It reminds me that if something is left and not looked after, it will eventually lose its lustre or purpose. Our Christian life has to be stimulated, nourished and tended to be kept active, relevant and useful, not only to ourselves but also to others.
[Incidentally, Capuchos means hooded and is where the word capuchino comes from i.e. hooded coffee.]
For this reason, since the day we heard about you, we have not stopped praying for you. We continually ask God to fill you with the knowledge of his will through all the wisdom and understanding that the Spirit gives, so that you may live a life worthy of the Lord and please him in every way: bearing fruit in every good work, growing in the knowledge of God, being strengthened with all power according to his glorious might so that you may have great endurance and patience, and giving joyful thanks to the Father, who has qualified you[f] to share in the inheritance of his holy people in the kingdom of light. For he has rescued us from the dominion of darkness and brought us into the kingdom of the Son he loves, in whom we have redemption, the forgiveness of sins.
25 November 2020
Since Shakespeare first posed the question, we continue to ask: ‘What’s in a name?’
Our name identifies us to others. Some parents give names to their children that indicate the character they would like their child to have, others choose family names and yet others make up a name which, quite frankly, may end up being a burden to the child as they grow up.
Here in Australia, in the founding of our national capital city, a competition was organised to choose a name for this city and people were invited to suggest names. In Parliament House there is a room with a display of many of the suggested names. I am glad they chose Canberra; it is derived from a word from the Ngunnawal nation meaning a ‘meeting place’.
Names in the Bible that have strong meanings are Timothy: ‘One who honours God’; Jonathon: ‘Given of God’; and for girls, Joanna: ‘God is gracious’; and Hannah means ‘Merciful’. There are many others that reflect character, destiny, grace and so on.
13 January 2021

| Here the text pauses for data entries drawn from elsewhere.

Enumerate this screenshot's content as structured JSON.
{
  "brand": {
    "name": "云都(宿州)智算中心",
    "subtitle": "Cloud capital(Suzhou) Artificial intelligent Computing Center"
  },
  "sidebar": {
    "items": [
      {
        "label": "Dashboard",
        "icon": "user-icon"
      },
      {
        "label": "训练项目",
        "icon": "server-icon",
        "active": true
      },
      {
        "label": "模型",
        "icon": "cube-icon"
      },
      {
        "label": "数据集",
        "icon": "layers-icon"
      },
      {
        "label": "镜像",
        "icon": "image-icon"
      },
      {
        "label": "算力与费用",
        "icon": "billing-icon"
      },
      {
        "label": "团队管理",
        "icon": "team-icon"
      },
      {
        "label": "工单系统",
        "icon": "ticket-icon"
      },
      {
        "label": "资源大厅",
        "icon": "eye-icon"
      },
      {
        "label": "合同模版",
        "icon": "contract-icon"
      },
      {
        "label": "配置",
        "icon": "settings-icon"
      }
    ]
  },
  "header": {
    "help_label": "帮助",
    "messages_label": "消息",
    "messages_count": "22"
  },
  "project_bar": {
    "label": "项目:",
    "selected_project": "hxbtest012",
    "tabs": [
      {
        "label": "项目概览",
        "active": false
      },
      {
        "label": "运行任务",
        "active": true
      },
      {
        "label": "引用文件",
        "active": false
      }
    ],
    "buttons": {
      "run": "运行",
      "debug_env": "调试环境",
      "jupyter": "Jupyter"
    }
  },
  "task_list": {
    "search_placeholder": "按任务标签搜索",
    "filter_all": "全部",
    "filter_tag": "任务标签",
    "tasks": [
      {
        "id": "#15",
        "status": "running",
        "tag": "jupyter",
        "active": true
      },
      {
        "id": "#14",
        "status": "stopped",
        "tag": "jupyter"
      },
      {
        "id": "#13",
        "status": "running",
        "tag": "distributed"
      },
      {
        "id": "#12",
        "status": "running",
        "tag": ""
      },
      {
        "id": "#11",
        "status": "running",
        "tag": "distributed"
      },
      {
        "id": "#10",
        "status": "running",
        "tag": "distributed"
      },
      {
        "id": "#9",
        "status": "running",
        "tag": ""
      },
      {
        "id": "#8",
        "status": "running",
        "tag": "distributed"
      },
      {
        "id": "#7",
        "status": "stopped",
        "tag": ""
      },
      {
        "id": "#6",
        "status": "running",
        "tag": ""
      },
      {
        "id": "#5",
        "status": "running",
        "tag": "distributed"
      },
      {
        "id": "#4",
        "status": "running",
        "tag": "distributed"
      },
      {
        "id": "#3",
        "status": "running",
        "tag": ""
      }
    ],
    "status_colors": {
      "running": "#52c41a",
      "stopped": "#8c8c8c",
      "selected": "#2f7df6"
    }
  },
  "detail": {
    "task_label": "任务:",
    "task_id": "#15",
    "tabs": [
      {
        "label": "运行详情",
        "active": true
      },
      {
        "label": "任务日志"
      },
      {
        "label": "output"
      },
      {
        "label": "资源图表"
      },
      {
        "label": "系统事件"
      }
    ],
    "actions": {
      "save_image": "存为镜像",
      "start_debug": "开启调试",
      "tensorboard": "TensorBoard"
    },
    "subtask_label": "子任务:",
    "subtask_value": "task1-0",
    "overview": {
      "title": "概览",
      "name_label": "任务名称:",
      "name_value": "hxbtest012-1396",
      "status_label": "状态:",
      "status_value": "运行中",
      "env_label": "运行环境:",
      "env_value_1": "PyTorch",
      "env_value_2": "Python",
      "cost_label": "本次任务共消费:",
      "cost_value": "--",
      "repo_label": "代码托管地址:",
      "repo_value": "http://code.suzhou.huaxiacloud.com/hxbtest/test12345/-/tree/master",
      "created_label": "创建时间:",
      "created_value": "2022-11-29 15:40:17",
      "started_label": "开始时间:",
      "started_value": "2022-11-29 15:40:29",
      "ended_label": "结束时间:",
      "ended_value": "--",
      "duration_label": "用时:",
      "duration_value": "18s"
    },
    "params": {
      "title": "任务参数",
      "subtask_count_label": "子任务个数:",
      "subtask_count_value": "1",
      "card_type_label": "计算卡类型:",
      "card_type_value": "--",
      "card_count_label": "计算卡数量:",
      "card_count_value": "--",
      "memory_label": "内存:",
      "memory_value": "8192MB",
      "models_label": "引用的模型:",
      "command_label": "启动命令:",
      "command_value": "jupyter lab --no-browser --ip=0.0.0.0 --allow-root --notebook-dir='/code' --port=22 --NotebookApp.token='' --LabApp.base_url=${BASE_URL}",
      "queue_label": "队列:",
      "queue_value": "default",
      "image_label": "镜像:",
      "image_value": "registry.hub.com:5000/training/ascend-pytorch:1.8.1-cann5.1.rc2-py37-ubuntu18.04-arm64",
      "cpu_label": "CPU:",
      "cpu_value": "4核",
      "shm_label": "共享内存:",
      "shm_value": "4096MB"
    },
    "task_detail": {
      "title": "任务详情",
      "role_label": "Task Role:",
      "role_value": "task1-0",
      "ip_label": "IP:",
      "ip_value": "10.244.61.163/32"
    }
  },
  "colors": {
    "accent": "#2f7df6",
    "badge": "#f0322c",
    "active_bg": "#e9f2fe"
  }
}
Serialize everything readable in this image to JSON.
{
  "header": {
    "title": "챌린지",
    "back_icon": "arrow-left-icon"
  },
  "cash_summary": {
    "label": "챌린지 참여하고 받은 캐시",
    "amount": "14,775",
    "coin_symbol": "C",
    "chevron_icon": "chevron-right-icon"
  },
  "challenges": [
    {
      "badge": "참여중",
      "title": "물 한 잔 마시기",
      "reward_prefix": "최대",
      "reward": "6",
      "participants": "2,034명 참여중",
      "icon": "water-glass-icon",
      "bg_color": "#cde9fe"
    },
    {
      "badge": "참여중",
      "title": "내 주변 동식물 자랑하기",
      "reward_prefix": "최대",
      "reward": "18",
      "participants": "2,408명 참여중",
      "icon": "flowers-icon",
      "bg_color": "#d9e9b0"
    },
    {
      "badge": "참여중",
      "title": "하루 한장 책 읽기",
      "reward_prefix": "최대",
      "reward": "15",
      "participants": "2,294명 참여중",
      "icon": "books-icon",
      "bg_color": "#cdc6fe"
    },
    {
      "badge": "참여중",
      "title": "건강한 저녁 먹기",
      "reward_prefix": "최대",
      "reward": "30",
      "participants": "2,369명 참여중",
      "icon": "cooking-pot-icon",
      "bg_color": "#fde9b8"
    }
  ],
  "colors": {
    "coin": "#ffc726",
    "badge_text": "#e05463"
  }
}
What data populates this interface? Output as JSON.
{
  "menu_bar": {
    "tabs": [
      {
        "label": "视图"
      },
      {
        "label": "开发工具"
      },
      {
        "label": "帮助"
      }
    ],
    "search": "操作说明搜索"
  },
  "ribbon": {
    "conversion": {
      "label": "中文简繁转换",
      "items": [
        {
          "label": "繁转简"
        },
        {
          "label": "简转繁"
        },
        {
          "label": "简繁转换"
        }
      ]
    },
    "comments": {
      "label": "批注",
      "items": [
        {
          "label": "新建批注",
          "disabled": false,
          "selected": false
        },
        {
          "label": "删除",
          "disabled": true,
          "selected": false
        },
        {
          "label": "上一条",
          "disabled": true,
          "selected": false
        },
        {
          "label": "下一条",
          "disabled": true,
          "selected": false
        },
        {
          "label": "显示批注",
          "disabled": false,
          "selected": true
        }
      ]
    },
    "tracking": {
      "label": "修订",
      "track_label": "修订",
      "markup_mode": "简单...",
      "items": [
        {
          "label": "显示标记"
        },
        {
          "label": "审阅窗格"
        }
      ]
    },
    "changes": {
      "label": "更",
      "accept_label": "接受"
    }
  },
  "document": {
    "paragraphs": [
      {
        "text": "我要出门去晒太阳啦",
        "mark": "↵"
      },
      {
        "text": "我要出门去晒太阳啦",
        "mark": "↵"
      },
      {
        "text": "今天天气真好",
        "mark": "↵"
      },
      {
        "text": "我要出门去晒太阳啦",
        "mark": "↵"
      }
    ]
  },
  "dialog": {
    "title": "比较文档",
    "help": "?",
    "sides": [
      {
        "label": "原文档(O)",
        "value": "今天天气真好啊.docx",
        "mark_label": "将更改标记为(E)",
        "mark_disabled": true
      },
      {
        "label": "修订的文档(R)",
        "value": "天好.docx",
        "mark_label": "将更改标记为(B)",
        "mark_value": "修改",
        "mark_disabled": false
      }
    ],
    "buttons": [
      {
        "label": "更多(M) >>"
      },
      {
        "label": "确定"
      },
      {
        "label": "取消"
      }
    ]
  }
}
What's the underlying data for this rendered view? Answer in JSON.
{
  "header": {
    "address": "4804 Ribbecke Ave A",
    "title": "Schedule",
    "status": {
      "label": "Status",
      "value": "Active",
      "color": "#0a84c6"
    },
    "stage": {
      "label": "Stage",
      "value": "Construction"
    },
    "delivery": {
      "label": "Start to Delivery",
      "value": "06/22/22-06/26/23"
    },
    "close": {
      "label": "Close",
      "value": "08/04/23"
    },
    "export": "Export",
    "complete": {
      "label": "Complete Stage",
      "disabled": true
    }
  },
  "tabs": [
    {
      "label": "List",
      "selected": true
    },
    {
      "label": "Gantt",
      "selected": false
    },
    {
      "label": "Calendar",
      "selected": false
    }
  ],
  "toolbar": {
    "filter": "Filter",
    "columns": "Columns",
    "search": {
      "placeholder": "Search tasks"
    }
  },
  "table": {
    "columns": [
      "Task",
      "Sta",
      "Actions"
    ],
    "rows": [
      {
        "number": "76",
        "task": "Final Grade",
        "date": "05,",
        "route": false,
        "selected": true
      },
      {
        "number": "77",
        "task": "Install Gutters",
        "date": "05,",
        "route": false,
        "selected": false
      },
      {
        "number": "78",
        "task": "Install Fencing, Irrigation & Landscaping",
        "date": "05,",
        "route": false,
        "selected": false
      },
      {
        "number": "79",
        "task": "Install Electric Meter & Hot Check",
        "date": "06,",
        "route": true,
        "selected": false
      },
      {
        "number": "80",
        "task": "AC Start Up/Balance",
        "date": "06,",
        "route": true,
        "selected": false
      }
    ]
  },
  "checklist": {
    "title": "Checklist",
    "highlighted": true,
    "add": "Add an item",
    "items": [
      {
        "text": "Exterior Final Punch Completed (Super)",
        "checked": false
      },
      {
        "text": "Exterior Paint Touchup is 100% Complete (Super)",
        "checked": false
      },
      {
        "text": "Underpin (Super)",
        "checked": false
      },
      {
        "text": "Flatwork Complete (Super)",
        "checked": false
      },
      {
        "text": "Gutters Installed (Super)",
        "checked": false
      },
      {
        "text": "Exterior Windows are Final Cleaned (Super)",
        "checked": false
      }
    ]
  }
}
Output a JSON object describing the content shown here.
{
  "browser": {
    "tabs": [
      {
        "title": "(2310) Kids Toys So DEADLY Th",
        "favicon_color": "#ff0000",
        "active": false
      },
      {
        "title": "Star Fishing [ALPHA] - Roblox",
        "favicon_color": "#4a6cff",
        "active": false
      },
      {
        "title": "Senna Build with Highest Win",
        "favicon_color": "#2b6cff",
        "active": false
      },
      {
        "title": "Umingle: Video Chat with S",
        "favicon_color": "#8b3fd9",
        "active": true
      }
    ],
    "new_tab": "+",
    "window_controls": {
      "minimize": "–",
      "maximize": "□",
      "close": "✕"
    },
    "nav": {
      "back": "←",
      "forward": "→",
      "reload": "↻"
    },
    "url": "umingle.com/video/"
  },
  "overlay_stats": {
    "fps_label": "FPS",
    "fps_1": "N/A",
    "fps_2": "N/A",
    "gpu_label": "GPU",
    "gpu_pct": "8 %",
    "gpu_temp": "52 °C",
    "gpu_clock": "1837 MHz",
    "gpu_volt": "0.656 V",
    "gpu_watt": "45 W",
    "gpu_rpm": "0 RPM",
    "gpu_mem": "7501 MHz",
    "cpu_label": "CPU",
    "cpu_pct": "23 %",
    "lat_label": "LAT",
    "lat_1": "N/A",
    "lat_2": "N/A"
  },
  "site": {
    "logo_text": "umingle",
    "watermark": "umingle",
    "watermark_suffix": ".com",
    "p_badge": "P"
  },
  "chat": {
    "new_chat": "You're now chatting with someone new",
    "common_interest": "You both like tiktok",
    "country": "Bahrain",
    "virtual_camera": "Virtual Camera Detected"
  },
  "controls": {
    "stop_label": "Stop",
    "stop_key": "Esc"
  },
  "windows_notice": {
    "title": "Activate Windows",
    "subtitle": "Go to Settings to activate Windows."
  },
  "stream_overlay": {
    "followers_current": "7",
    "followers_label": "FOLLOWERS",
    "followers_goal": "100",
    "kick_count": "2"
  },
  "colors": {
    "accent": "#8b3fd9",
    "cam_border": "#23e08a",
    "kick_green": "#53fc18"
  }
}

The view from the top is magnificent. One of the experiences I gave my visitors, whenever possible, was a tram ride to Castel de St Jorge in Lisbon.
The tram climbs up narrow streets and the authorities allow not only traffic there, but parking as well. This means that if a car (or van or truck) is even an inch out of place, the tram cannot pass. The driver of the tram dings his bell and the owner of the car comes out and shifts it. It’s all part of the culture of this tram route which, I might add, is a normal commuter tram and not a tourist vehicle.
Well, one day I was on the tram with visitors and a car was parked too close to the tram line. The dinging of the bell went on for a while. As luck would have it, there were two policemen near the scene and they sprang forward and booked the car. Well, it was some sort of action wasn’t it?
More dinging. Nothing. The policemen used their mobile phones. Forty-five minutes later we were able to move because the police tow truck came and towed the car away.
Everyone on the tram had an opinion and they were all talking away sharing their opinion with others. It didn’t move the car, though.
Talk doesn’t necessarily bring action.
1 Corinthians 4:20
For the Kingdom of God is not just a lot of talk; it is living by God’s power.
Which do you choose?
Image by Jarek500przez900 from Pixabay